Sometimes we look at people who are more opportuned than we are and conclude they succeeded only because they don't face the challenges and difficulties we had. We tend to categorize them as those who were born with silver spoons in their mouths. But not all the people who made it in life had it on a platter of gold. Some of them have to grapple with incredible odds to make it in life. They made it in spite of their limitations and not because they didn't have any.
Often times our preoccupation is with our limitation. We spend less time, if any, honing our skills. We seem to bury our talents, gifts, and endowment in the face of adversity. We magnify the things that limit us instead of those qualities that bring out the champion in us.
Almost everyone who became great had limitations. But even with their limitations, they kept their eyes fixed on the prize, activated their potentials, and beat the odds to achieve greatness! The same can be said of us even with the things that limit us, if we would go beyond the limits and reach out into the deep and let out our potentials.
It was said of Jephthah, he "was a mighty man of valor, but he was the son of a harlot" (Judges11:1). His mother was a woman of despicable character. He was kicked out by his brothers and disinherited from his father's properties. That was his 'but'. Jephthah however, did not allow his 'but' to overshadow the mighty man of valor that he was. He, even with his limitations, was willing to make something of himself other than how others looked at him. Though chased out of his father's house, he became a mighty warrior, a deliverer, a leader and a ruler.
"Now Naaman, commander of the army of the king of Syria, was a great and honourable man . . . by him the LORD had given victory to Syria. He was also a mighty man of valor, but a leper" (2 Kings 5:1). Naaman also has a 'but'. But he kept on serving in the army. He didn't quit because of his leprosy. That he couldn't effectively handle a sword has nothing to do with him being an excellent strategist. He kept on being a great general. He kept on routing one enemy after the other claiming victory for his nation.
Moses couldn't even talk right. He stutters badly. That was his 'but'. But his limitation didn't stop him from becoming one of the greatest men to ever grace this earth.

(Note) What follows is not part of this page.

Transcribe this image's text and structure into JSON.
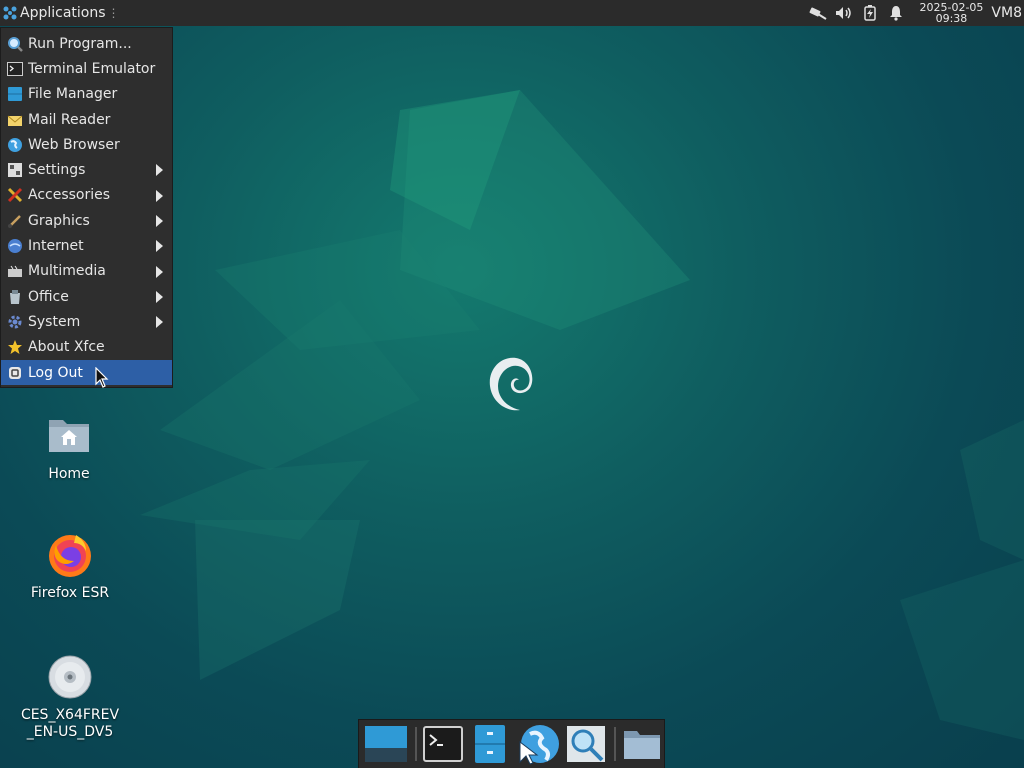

Even with his limitation, Zacchaeus had an encounter with Christ Jesus that revolutionalized his life. His size was his 'but'. His determination to see Jesus despite his limitation ended up with him playing host to Jesus and having salvation coming to his house.
As I write this, my left arm is cast in POP due to a domestic accident that fractured my wrist. That should be a 'but' - a limitation. But the pain in my arm didn't stop my mind from getting inspired nor did it stop me from penning down the thought you are reading right now.
What about you my friend? What is that 'but' stopping you from doing all the great stuffs running through your mind? Is it a stammering tongue? Is the limitation in your health? The limitation could be in the circumstances of your birth, your gender, social status, ethnicity, or race. Whateve it is, don't let it stop you from becoming who God made you to be.
You may not be born with a silver spoon in your mouth but with dirt up your fingernails. With grit and determination, you can let the whole world know you started with nothing, that even with your limitation, the dirt up your fingernails has given way and now it is with a golden spoon in your hand that you nourish your body, spirit and soul. Be yourself. Manage your limitations and attain the highest height God has
designed specifically for you.